Entries taken from a collection:
========================================================================

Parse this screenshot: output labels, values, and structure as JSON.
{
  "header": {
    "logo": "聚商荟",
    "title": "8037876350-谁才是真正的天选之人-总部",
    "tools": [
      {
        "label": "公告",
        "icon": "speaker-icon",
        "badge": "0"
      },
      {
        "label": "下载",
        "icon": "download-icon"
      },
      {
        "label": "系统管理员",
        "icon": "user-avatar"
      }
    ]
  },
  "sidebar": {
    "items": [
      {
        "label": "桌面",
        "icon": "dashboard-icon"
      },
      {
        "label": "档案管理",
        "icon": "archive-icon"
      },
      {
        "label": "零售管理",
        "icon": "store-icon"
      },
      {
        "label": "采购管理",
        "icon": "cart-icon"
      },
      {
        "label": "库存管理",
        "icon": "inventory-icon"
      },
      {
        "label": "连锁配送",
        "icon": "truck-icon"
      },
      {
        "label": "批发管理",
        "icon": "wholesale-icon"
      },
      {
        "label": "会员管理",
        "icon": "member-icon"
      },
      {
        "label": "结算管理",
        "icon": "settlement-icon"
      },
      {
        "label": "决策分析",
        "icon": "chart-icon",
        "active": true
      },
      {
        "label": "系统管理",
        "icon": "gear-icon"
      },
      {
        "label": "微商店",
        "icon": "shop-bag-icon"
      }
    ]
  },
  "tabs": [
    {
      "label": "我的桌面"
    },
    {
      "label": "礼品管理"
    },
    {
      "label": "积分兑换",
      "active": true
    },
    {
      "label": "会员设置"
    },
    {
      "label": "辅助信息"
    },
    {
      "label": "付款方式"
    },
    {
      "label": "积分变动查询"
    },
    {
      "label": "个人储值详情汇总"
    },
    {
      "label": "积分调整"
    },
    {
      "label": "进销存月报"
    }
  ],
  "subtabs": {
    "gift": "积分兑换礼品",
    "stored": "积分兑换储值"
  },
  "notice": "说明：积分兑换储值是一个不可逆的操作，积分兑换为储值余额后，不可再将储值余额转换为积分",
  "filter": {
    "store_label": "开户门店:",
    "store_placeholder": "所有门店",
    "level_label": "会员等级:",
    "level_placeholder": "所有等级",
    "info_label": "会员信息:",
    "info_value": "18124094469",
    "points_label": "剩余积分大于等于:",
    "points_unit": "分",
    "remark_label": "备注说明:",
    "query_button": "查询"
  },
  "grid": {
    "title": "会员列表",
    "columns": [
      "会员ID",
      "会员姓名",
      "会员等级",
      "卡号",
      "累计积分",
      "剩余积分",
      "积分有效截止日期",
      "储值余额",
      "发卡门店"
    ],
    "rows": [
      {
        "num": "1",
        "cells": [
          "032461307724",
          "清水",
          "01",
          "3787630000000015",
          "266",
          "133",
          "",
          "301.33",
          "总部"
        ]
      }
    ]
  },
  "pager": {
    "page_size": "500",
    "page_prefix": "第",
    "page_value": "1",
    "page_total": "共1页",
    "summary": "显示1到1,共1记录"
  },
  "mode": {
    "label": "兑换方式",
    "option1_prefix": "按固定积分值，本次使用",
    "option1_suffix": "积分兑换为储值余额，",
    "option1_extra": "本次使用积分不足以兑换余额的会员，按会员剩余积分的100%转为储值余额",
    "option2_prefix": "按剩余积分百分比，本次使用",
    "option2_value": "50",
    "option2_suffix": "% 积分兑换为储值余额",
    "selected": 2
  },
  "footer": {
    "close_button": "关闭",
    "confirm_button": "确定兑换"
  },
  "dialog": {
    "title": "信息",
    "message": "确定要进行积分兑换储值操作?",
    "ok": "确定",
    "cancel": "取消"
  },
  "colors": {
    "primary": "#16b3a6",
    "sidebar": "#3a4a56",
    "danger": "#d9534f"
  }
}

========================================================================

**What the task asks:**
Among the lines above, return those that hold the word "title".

**Result:**
    "title": "8037876350-谁才是真正的天选之人-总部",
    "title": "会员列表",
    "title": "信息",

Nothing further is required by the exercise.